Even if you tune out the philosophy, Youth Without Youth is too beautifully photographed to completely lose your attention. Shot digitally and transferred to 35 mm film, the movie alternates between cold exteriors of muted colors against white and interiors warm with flame-inspired reds and golds. Less successful is Coppola’s dalliance with askew frames, turning scenes upside-down and sideways; they visually layer the film’s reality-bending themes but are nonetheless irritating. The director has claimed that this is a very personal movie to him, and certainly one can understand how its ideas of regrets, wasted time, and personal betterment at any age might appeal to a filmmaker in the twilight of his career. It’s just too meandering and starched to let viewers catch his enthusiasm.
The Bucket List Directed by Rob Reiner

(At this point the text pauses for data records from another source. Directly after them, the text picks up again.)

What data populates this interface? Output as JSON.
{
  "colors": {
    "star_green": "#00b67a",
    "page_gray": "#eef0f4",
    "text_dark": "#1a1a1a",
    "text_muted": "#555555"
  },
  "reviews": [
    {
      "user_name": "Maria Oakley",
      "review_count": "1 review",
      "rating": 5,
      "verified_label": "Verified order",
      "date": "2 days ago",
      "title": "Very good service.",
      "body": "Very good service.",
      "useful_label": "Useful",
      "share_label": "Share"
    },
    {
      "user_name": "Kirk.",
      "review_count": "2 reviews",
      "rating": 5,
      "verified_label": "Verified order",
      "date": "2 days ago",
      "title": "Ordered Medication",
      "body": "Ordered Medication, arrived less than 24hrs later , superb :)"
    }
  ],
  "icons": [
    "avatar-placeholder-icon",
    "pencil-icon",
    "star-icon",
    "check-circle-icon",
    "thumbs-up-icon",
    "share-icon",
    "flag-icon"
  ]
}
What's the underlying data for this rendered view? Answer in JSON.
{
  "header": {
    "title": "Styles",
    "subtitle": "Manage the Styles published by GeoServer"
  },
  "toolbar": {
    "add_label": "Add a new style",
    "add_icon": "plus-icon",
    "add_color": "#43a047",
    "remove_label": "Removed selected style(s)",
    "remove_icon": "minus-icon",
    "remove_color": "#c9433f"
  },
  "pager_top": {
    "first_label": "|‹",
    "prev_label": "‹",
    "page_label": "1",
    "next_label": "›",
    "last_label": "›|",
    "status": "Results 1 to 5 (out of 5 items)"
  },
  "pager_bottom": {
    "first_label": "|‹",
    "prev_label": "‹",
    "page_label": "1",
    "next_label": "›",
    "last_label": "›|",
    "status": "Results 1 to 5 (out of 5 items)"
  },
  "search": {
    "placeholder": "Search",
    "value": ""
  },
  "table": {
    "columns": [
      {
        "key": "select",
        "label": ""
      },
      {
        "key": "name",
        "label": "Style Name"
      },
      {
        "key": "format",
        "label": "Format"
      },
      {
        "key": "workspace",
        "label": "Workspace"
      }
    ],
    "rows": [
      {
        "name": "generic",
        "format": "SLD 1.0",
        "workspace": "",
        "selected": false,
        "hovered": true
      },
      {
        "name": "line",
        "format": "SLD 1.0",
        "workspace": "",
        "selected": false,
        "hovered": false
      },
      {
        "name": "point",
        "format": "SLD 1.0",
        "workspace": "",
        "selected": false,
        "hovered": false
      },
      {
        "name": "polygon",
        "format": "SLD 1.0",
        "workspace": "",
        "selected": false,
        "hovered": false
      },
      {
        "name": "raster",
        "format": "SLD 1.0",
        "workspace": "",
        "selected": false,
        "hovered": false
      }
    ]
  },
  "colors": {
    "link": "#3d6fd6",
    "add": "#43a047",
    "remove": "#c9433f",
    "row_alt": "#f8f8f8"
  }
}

The Bucket List is a bizarro brother to Coppola’s muddled but dignified meditation on aging and death. The film’s trailers suggest the triteness you’re in for, and Morgan Freeman’s opening narration—the same wise-old-black-man spiel that ruined The Shawshank Redemption and once again bristles here—seconds it. And the entire Rob Reiner-directed sick-buddy dramedy, boasting the odd-couple pairing of Freeman and Jack Nicholson, delivers. Even scripter Justin Zackham seems to know the drivel he’s dishing out. When Nicholson’s cancer-ridden character learns of the concept of the “bucket list”—a catalog of all the stuff you want to do before you kick said bucket—his response is an apt description for the movie. “Cutesy,” he says, dismissively.
That said, Reiner’s film isn’t terrible, just flat—though lifelessness is a pretty damning characteristic in a story about living it up before you die. Freeman’s Carter is a mechanic who dropped out of college when his wife became pregnant. Forty-five years later, their relationship is tepid, and it gets no warmer once he learns he has cancer. Meanwhile, Nicholson’s Edward, a wealthy bachelor and businessman with a special interest in buying hospitals, is still kicking—until he squawks to a board of a new property that the facility is to have “two beds to a room, no exceptions.” Almost immediately after the words come out of his mouth, he coughs up blood. Later, he wakes up next to Carter, naturally demanding that he be granted an exception to the roommate policy. Plus, he likes superfancy coffee, while Carter thinks Chock Full o’ Nuts is aces. Let the wackiness begin.
The film’s title comes into play when Carter begins composing his to-do list; his choices are largely philosophical and selfless, and Edward declares them “extremely weak.” (Zackham’s self-awareness again?) Edward has the cash, so he adds sports cars, sky-diving, and loads of travel to Carter’s to-dos, persuades him to spend his final days with him instead of his wife, and off they go.
Like Youth Without Youth, The Bucket List has some sweet cinematography going for it—pyramids, polar caps, and the Great Wall are gorgeously depicted—but little else. Almost nothing feels genuine here, from the men’s friendship (knowing chuckles can take even the best actors only so far) to their whooping last hurrahs (an already-dull drag race is accompanied by an excruciating cover of ZZ Top’s “Tush”) to the by-the-numbers heartstring-tugging (a cute widdle granddaughter! dramatic collapses!). Worse, Reiner likes to highlight, underline, and add exclamation points to the story, such as having Carter react to bad news first with a slack-jawed dropping of his cigarette and later with a forceful crumpling of his list. Freeman at least had the right idea with the latter—it’s what he and Nicholson should have done when they first eyed the script.